Task material Block Start

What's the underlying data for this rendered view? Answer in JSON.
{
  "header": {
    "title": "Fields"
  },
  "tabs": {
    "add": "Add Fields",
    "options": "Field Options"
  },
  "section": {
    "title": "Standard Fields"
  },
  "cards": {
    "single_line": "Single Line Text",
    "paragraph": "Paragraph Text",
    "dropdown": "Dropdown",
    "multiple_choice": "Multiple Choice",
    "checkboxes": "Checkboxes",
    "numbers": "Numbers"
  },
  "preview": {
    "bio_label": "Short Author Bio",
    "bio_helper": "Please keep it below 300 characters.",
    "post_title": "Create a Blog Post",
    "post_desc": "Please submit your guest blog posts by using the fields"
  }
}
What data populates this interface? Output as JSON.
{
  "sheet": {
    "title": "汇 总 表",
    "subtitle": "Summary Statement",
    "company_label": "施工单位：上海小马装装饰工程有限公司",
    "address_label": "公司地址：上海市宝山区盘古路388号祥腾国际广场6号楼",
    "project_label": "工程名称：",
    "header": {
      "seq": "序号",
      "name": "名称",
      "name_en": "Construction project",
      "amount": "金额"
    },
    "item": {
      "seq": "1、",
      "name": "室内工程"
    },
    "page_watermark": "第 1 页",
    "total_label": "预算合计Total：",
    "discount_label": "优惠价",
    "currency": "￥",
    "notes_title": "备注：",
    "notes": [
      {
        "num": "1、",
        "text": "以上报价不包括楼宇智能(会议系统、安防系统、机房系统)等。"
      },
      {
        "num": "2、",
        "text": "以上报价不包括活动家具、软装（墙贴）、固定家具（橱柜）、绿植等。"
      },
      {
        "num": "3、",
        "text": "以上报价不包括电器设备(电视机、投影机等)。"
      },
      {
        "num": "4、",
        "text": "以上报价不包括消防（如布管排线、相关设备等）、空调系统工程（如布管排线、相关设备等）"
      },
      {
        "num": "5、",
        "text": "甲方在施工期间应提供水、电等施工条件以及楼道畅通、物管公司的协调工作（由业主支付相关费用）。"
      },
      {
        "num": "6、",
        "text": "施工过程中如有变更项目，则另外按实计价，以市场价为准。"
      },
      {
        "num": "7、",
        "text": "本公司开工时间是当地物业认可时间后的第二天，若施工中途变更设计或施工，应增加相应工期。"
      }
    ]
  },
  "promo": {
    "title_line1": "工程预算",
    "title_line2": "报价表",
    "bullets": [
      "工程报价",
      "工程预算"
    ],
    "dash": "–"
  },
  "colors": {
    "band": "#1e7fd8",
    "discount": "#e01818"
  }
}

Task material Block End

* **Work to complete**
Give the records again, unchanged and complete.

* **Result**
What's the underlying data for this rendered view? Answer in JSON.
{
  "header": {
    "title": "Fields"
  },
  "tabs": {
    "add": "Add Fields",
    "options": "Field Options"
  },
  "section": {
    "title": "Standard Fields"
  },
  "cards": {
    "single_line": "Single Line Text",
    "paragraph": "Paragraph Text",
    "dropdown": "Dropdown",
    "multiple_choice": "Multiple Choice",
    "checkboxes": "Checkboxes",
    "numbers": "Numbers"
  },
  "preview": {
    "bio_label": "Short Author Bio",
    "bio_helper": "Please keep it below 300 characters.",
    "post_title": "Create a Blog Post",
    "post_desc": "Please submit your guest blog posts by using the fields"
  }
}
What data populates this interface? Output as JSON.
{
  "sheet": {
    "title": "汇 总 表",
    "subtitle": "Summary Statement",
    "company_label": "施工单位：上海小马装装饰工程有限公司",
    "address_label": "公司地址：上海市宝山区盘古路388号祥腾国际广场6号楼",
    "project_label": "工程名称：",
    "header": {
      "seq": "序号",
      "name": "名称",
      "name_en": "Construction project",
      "amount": "金额"
    },
    "item": {
      "seq": "1、",
      "name": "室内工程"
    },
    "page_watermark": "第 1 页",
    "total_label": "预算合计Total：",
    "discount_label": "优惠价",
    "currency": "￥",
    "notes_title": "备注：",
    "notes": [
      {
        "num": "1、",
        "text": "以上报价不包括楼宇智能(会议系统、安防系统、机房系统)等。"
      },
      {
        "num": "2、",
        "text": "以上报价不包括活动家具、软装（墙贴）、固定家具（橱柜）、绿植等。"
      },
      {
        "num": "3、",
        "text": "以上报价不包括电器设备(电视机、投影机等)。"
      },
      {
        "num": "4、",
        "text": "以上报价不包括消防（如布管排线、相关设备等）、空调系统工程（如布管排线、相关设备等）"
      },
      {
        "num": "5、",
        "text": "甲方在施工期间应提供水、电等施工条件以及楼道畅通、物管公司的协调工作（由业主支付相关费用）。"
      },
      {
        "num": "6、",
        "text": "施工过程中如有变更项目，则另外按实计价，以市场价为准。"
      },
      {
        "num": "7、",
        "text": "本公司开工时间是当地物业认可时间后的第二天，若施工中途变更设计或施工，应增加相应工期。"
      }
    ]
  },
  "promo": {
    "title_line1": "工程预算",
    "title_line2": "报价表",
    "bullets": [
      "工程报价",
      "工程预算"
    ],
    "dash": "–"
  },
  "colors": {
    "band": "#1e7fd8",
    "discount": "#e01818"
  }
}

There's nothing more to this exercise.